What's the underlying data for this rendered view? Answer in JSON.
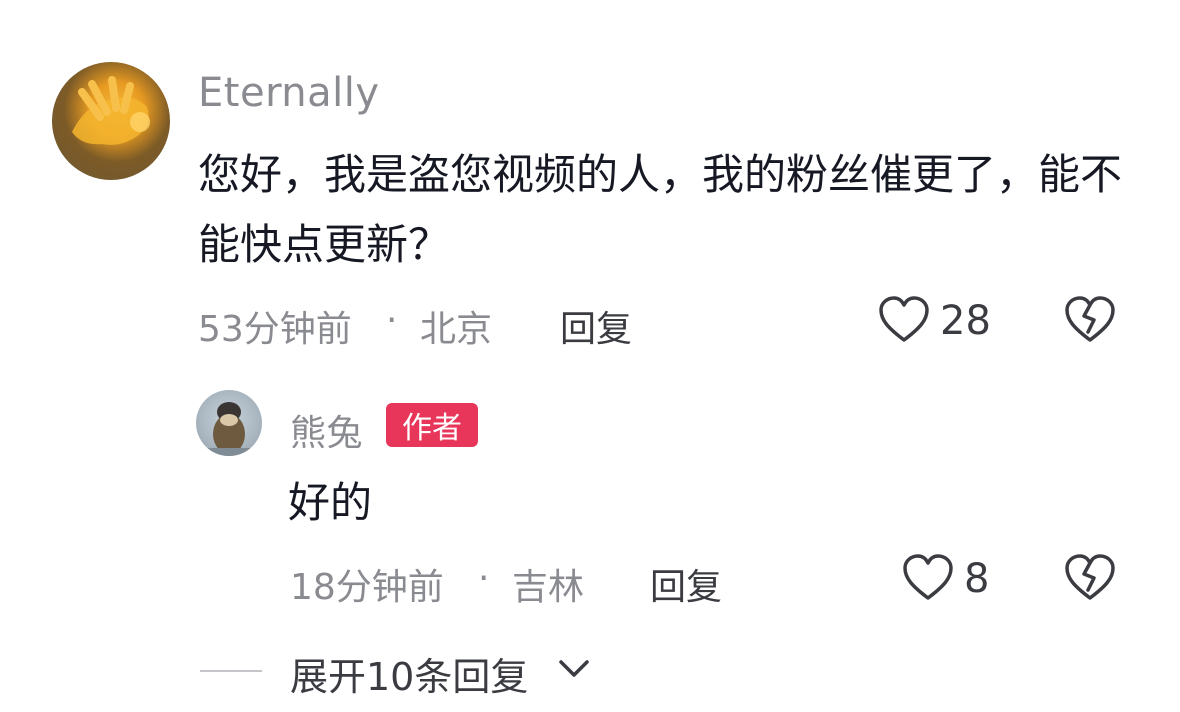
{
  "comment": {
    "username": "Eternally",
    "text": "您好，我是盗您视频的人，我的粉丝催更了，能不能快点更新？",
    "time": "53分钟前",
    "separator": "·",
    "location": "北京",
    "reply_label": "回复",
    "like_count": "28"
  },
  "reply": {
    "username": "熊兔",
    "badge": "作者",
    "text": "好的",
    "time": "18分钟前",
    "separator": "·",
    "location": "吉林",
    "reply_label": "回复",
    "like_count": "8"
  },
  "expand": {
    "label": "展开10条回复"
  },
  "colors": {
    "badge_bg": "#e8355a",
    "meta_text": "#8a8b91",
    "body_text": "#161823"
  },
  "icons": {
    "like": "heart-outline-icon",
    "dislike": "broken-heart-icon",
    "expand": "chevron-down-icon"
  }
}
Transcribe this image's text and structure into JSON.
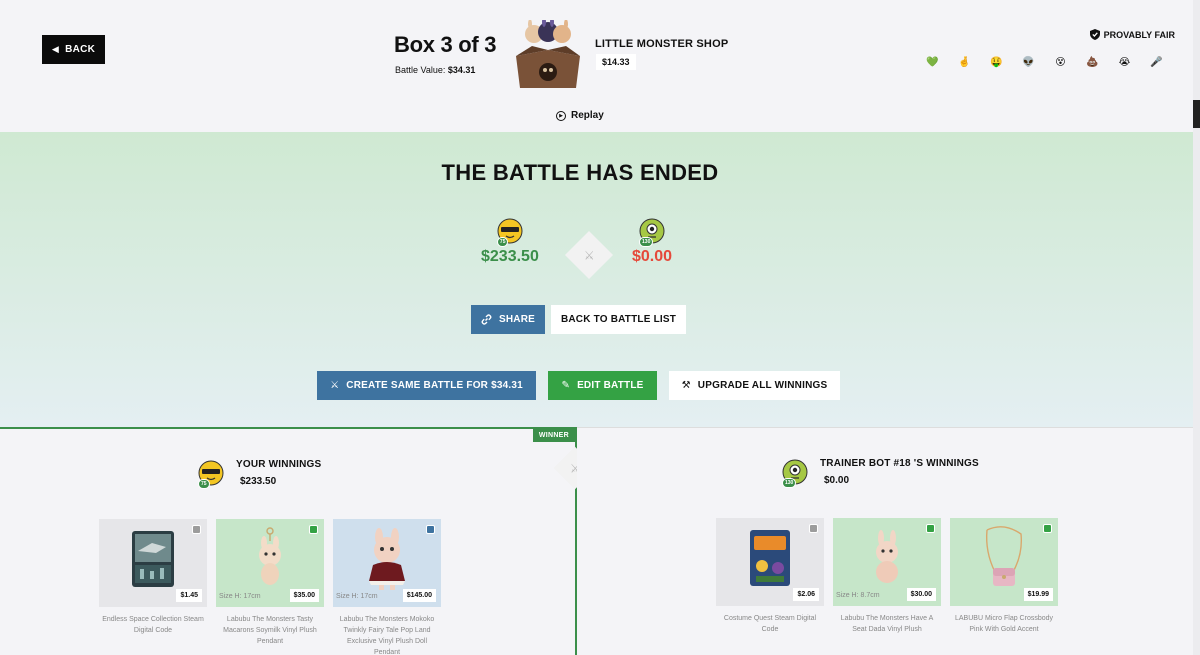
{
  "header": {
    "back_label": "BACK",
    "box_title": "Box 3 of 3",
    "battle_value_label": "Battle Value:",
    "battle_value": "$34.31",
    "shop_name": "LITTLE MONSTER SHOP",
    "shop_price": "$14.33",
    "provably_fair": "PROVABLY FAIR",
    "replay": "Replay",
    "emojis": [
      "💚",
      "🤞",
      "🤑",
      "👽",
      "😵",
      "💩",
      "😭",
      "🎤"
    ]
  },
  "result": {
    "title": "THE BATTLE HAS ENDED",
    "players": [
      {
        "amount": "$233.50",
        "level": "75"
      },
      {
        "amount": "$0.00",
        "level": "130"
      }
    ],
    "buttons": {
      "share": "SHARE",
      "back_to_list": "BACK TO BATTLE LIST",
      "create_same": "CREATE SAME BATTLE FOR $34.31",
      "edit": "EDIT BATTLE",
      "upgrade": "UPGRADE ALL WINNINGS"
    }
  },
  "left_panel": {
    "winner_tag": "WINNER",
    "title": "YOUR WINNINGS",
    "amount": "$233.50",
    "level": "75",
    "items": [
      {
        "name": "Endless Space Collection Steam Digital Code",
        "price": "$1.45",
        "size": "",
        "rarity": "gray"
      },
      {
        "name": "Labubu The Monsters Tasty Macarons Soymilk Vinyl Plush Pendant",
        "price": "$35.00",
        "size": "Size H: 17cm",
        "rarity": "green"
      },
      {
        "name": "Labubu The Monsters Mokoko Twinkly Fairy Tale Pop Land Exclusive Vinyl Plush Doll Pendant",
        "price": "$145.00",
        "size": "Size H: 17cm",
        "rarity": "blue"
      }
    ]
  },
  "right_panel": {
    "title": "TRAINER BOT #18 'S WINNINGS",
    "amount": "$0.00",
    "level": "130",
    "items": [
      {
        "name": "Costume Quest Steam Digital Code",
        "price": "$2.06",
        "size": "",
        "rarity": "gray"
      },
      {
        "name": "Labubu The Monsters Have A Seat Dada Vinyl Plush",
        "price": "$30.00",
        "size": "Size H: 8.7cm",
        "rarity": "green"
      },
      {
        "name": "LABUBU Micro Flap Crossbody Pink With Gold Accent",
        "price": "$19.99",
        "size": "",
        "rarity": "green"
      }
    ]
  },
  "colors": {
    "win_green": "#3b8f4a",
    "lose_red": "#e5493a",
    "share_blue": "#3e73a0",
    "edit_green": "#34a244"
  }
}
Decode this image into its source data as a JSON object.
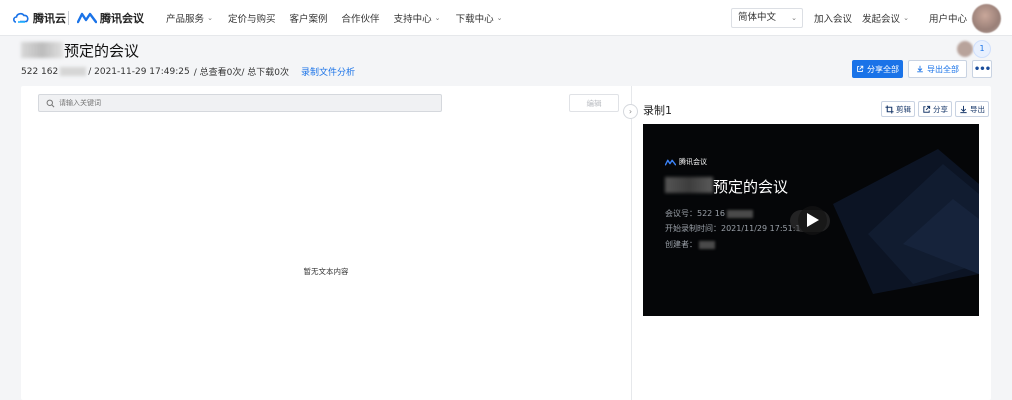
{
  "nav": {
    "brand_cloud": "腾讯云",
    "brand_meeting": "腾讯会议",
    "links": [
      {
        "label": "产品服务",
        "dropdown": true
      },
      {
        "label": "定价与购买",
        "dropdown": false
      },
      {
        "label": "客户案例",
        "dropdown": false
      },
      {
        "label": "合作伙伴",
        "dropdown": false
      },
      {
        "label": "支持中心",
        "dropdown": true
      },
      {
        "label": "下载中心",
        "dropdown": true
      }
    ],
    "language": "简体中文",
    "join_meeting": "加入会议",
    "start_meeting": "发起会议",
    "user_center": "用户中心",
    "caret": "⌄"
  },
  "header": {
    "title": "预定的会议",
    "meeting_id_prefix": "522 162",
    "recorded_at": "/ 2021-11-29 17:49:25",
    "stats": "/ 总查看0次/ 总下载0次",
    "analysis_link": "录制文件分析",
    "viewer_count": "1",
    "share_all": "分享全部",
    "export_all": "导出全部",
    "more": "•••"
  },
  "transcript": {
    "search_placeholder": "请输入关键词",
    "edit_label": "编辑",
    "empty_text": "暂无文本内容",
    "collapse_icon": "›"
  },
  "recording": {
    "title": "录制1",
    "actions": {
      "clip": "剪辑",
      "share": "分享",
      "export": "导出"
    },
    "video": {
      "brand": "腾讯会议",
      "title": "预定的会议",
      "meeting_no_label": "会议号：522 16",
      "start_time_label": "开始录制时间：2021/11/29 17:51:1",
      "creator_label": "创建者："
    }
  },
  "colors": {
    "accent": "#1a73e8",
    "video_bg": "#050608"
  }
}
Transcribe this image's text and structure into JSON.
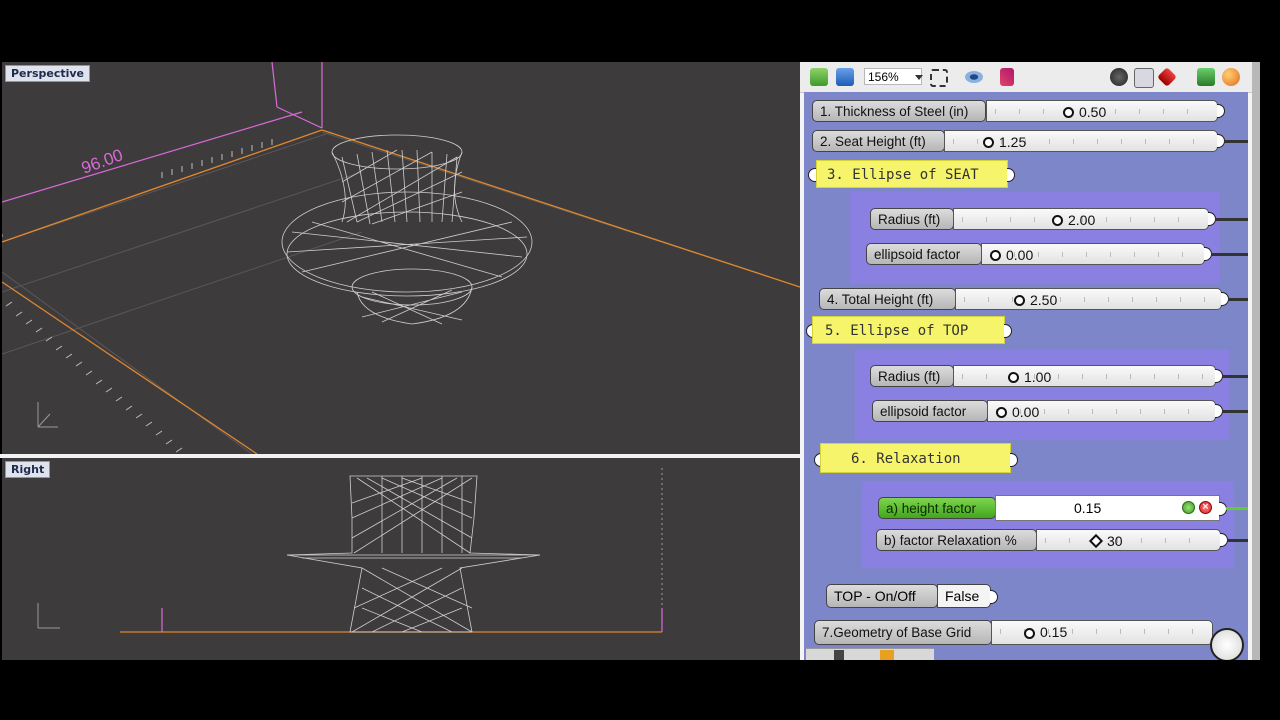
{
  "viewports": {
    "top": {
      "label": "Perspective",
      "dimension": "96.00"
    },
    "bottom": {
      "label": "Right"
    }
  },
  "toolbar": {
    "zoom": "156%",
    "icons": [
      "open-folder-icon",
      "save-icon",
      "zoom-dropdown",
      "zoom-extents-icon",
      "preview-eye-icon",
      "sketch-icon",
      "display-mode-icon",
      "wire-display-icon",
      "bake-icon",
      "paint-icon",
      "sphere-icon"
    ]
  },
  "sliders": {
    "thickness": {
      "label": "1. Thickness of Steel (in)",
      "value": "0.50"
    },
    "seat_height": {
      "label": "2. Seat Height (ft)",
      "value": "1.25"
    },
    "seat_radius": {
      "label": "Radius (ft)",
      "value": "2.00"
    },
    "seat_ellipsoid": {
      "label": "ellipsoid factor",
      "value": "0.00"
    },
    "total_height": {
      "label": "4. Total Height (ft)",
      "value": "2.50"
    },
    "top_radius": {
      "label": "Radius (ft)",
      "value": "1.00"
    },
    "top_ellipsoid": {
      "label": "ellipsoid factor",
      "value": "0.00"
    },
    "height_factor": {
      "label": "a) height factor",
      "value": "0.15"
    },
    "factor_relax": {
      "label": "b) factor Relaxation %",
      "value": "30"
    },
    "base_grid": {
      "label": "7.Geometry of Base Grid",
      "value": "0.15"
    }
  },
  "panels": {
    "seat": "3. Ellipse of SEAT",
    "top": "5. Ellipse of TOP",
    "relax": "6. Relaxation"
  },
  "toggle": {
    "label": "TOP - On/Off",
    "value": "False"
  },
  "colors": {
    "canvas": "#7c86c9",
    "group": "#8a7fe3",
    "panel": "#f6f46a",
    "active_slider": "#55b82a",
    "viewport_bg": "#3e3b3d"
  }
}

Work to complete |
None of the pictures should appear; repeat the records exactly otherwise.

Response box |
What's the underlying data for this rendered view? Answer in JSON.
{
  "comment": {
    "username": "Eternally",
    "text": "您好，我是盗您视频的人，我的粉丝催更了，能不能快点更新？",
    "time": "53分钟前",
    "separator": "·",
    "location": "北京",
    "reply_label": "回复",
    "like_count": "28"
  },
  "reply": {
    "username": "熊兔",
    "badge": "作者",
    "text": "好的",
    "time": "18分钟前",
    "separator": "·",
    "location": "吉林",
    "reply_label": "回复",
    "like_count": "8"
  },
  "expand": {
    "label": "展开10条回复"
  },
  "colors": {
    "badge_bg": "#e8355a",
    "meta_text": "#8a8b91",
    "body_text": "#161823"
  },
  "icons": {
    "like": "heart-outline-icon",
    "dislike": "broken-heart-icon",
    "expand": "chevron-down-icon"
  }
}
Transcribe this image's text and structure into JSON.
{
  "header": {
    "back_label": "BACK",
    "box_title": "Box 3 of 3",
    "battle_value_label": "Battle Value:",
    "battle_value": "$34.31",
    "shop_name": "LITTLE MONSTER SHOP",
    "shop_price": "$14.33",
    "provably_fair": "PROVABLY FAIR",
    "replay": "Replay",
    "emojis": [
      "💚",
      "🤞",
      "🤑",
      "👽",
      "😵",
      "💩",
      "😭",
      "🎤"
    ]
  },
  "result": {
    "title": "THE BATTLE HAS ENDED",
    "players": [
      {
        "amount": "$233.50",
        "level": "75"
      },
      {
        "amount": "$0.00",
        "level": "130"
      }
    ],
    "buttons": {
      "share": "SHARE",
      "back_to_list": "BACK TO BATTLE LIST",
      "create_same": "CREATE SAME BATTLE FOR $34.31",
      "edit": "EDIT BATTLE",
      "upgrade": "UPGRADE ALL WINNINGS"
    }
  },
  "left_panel": {
    "winner_tag": "WINNER",
    "title": "YOUR WINNINGS",
    "amount": "$233.50",
    "level": "75",
    "items": [
      {
        "name": "Endless Space Collection Steam Digital Code",
        "price": "$1.45",
        "size": "",
        "rarity": "gray"
      },
      {
        "name": "Labubu The Monsters Tasty Macarons Soymilk Vinyl Plush Pendant",
        "price": "$35.00",
        "size": "Size H: 17cm",
        "rarity": "green"
      },
      {
        "name": "Labubu The Monsters Mokoko Twinkly Fairy Tale Pop Land Exclusive Vinyl Plush Doll Pendant",
        "price": "$145.00",
        "size": "Size H: 17cm",
        "rarity": "blue"
      }
    ]
  },
  "right_panel": {
    "title": "TRAINER BOT #18 'S WINNINGS",
    "amount": "$0.00",
    "level": "130",
    "items": [
      {
        "name": "Costume Quest Steam Digital Code",
        "price": "$2.06",
        "size": "",
        "rarity": "gray"
      },
      {
        "name": "Labubu The Monsters Have A Seat Dada Vinyl Plush",
        "price": "$30.00",
        "size": "Size H: 8.7cm",
        "rarity": "green"
      },
      {
        "name": "LABUBU Micro Flap Crossbody Pink With Gold Accent",
        "price": "$19.99",
        "size": "",
        "rarity": "green"
      }
    ]
  },
  "colors": {
    "win_green": "#3b8f4a",
    "lose_red": "#e5493a",
    "share_blue": "#3e73a0",
    "edit_green": "#34a244"
  }
}
Decode this image into its source data as a JSON object.
{
  "nav": {
    "brand_cloud": "腾讯云",
    "brand_meeting": "腾讯会议",
    "links": [
      {
        "label": "产品服务",
        "dropdown": true
      },
      {
        "label": "定价与购买",
        "dropdown": false
      },
      {
        "label": "客户案例",
        "dropdown": false
      },
      {
        "label": "合作伙伴",
        "dropdown": false
      },
      {
        "label": "支持中心",
        "dropdown": true
      },
      {
        "label": "下载中心",
        "dropdown": true
      }
    ],
    "language": "简体中文",
    "join_meeting": "加入会议",
    "start_meeting": "发起会议",
    "user_center": "用户中心",
    "caret": "⌄"
  },
  "header": {
    "title": "预定的会议",
    "meeting_id_prefix": "522 162",
    "recorded_at": "/ 2021-11-29 17:49:25",
    "stats": "/ 总查看0次/ 总下载0次",
    "analysis_link": "录制文件分析",
    "viewer_count": "1",
    "share_all": "分享全部",
    "export_all": "导出全部",
    "more": "•••"
  },
  "transcript": {
    "search_placeholder": "请输入关键词",
    "edit_label": "编辑",
    "empty_text": "暂无文本内容",
    "collapse_icon": "›"
  },
  "recording": {
    "title": "录制1",
    "actions": {
      "clip": "剪辑",
      "share": "分享",
      "export": "导出"
    },
    "video": {
      "brand": "腾讯会议",
      "title": "预定的会议",
      "meeting_no_label": "会议号：522 16",
      "start_time_label": "开始录制时间：2021/11/29 17:51:1",
      "creator_label": "创建者："
    }
  },
  "colors": {
    "accent": "#1a73e8",
    "video_bg": "#050608"
  }
}
Transcribe this image's text and structure into JSON.
{
  "viewports": {
    "top": {
      "label": "Perspective",
      "dimension": "96.00"
    },
    "bottom": {
      "label": "Right"
    }
  },
  "toolbar": {
    "zoom": "156%",
    "icons": [
      "open-folder-icon",
      "save-icon",
      "zoom-dropdown",
      "zoom-extents-icon",
      "preview-eye-icon",
      "sketch-icon",
      "display-mode-icon",
      "wire-display-icon",
      "bake-icon",
      "paint-icon",
      "sphere-icon"
    ]
  },
  "sliders": {
    "thickness": {
      "label": "1. Thickness of Steel (in)",
      "value": "0.50"
    },
    "seat_height": {
      "label": "2. Seat Height (ft)",
      "value": "1.25"
    },
    "seat_radius": {
      "label": "Radius (ft)",
      "value": "2.00"
    },
    "seat_ellipsoid": {
      "label": "ellipsoid factor",
      "value": "0.00"
    },
    "total_height": {
      "label": "4. Total Height (ft)",
      "value": "2.50"
    },
    "top_radius": {
      "label": "Radius (ft)",
      "value": "1.00"
    },
    "top_ellipsoid": {
      "label": "ellipsoid factor",
      "value": "0.00"
    },
    "height_factor": {
      "label": "a) height factor",
      "value": "0.15"
    },
    "factor_relax": {
      "label": "b) factor Relaxation %",
      "value": "30"
    },
    "base_grid": {
      "label": "7.Geometry of Base Grid",
      "value": "0.15"
    }
  },
  "panels": {
    "seat": "3. Ellipse of SEAT",
    "top": "5. Ellipse of TOP",
    "relax": "6. Relaxation"
  },
  "toggle": {
    "label": "TOP - On/Off",
    "value": "False"
  },
  "colors": {
    "canvas": "#7c86c9",
    "group": "#8a7fe3",
    "panel": "#f6f46a",
    "active_slider": "#55b82a",
    "viewport_bg": "#3e3b3d"
  }
}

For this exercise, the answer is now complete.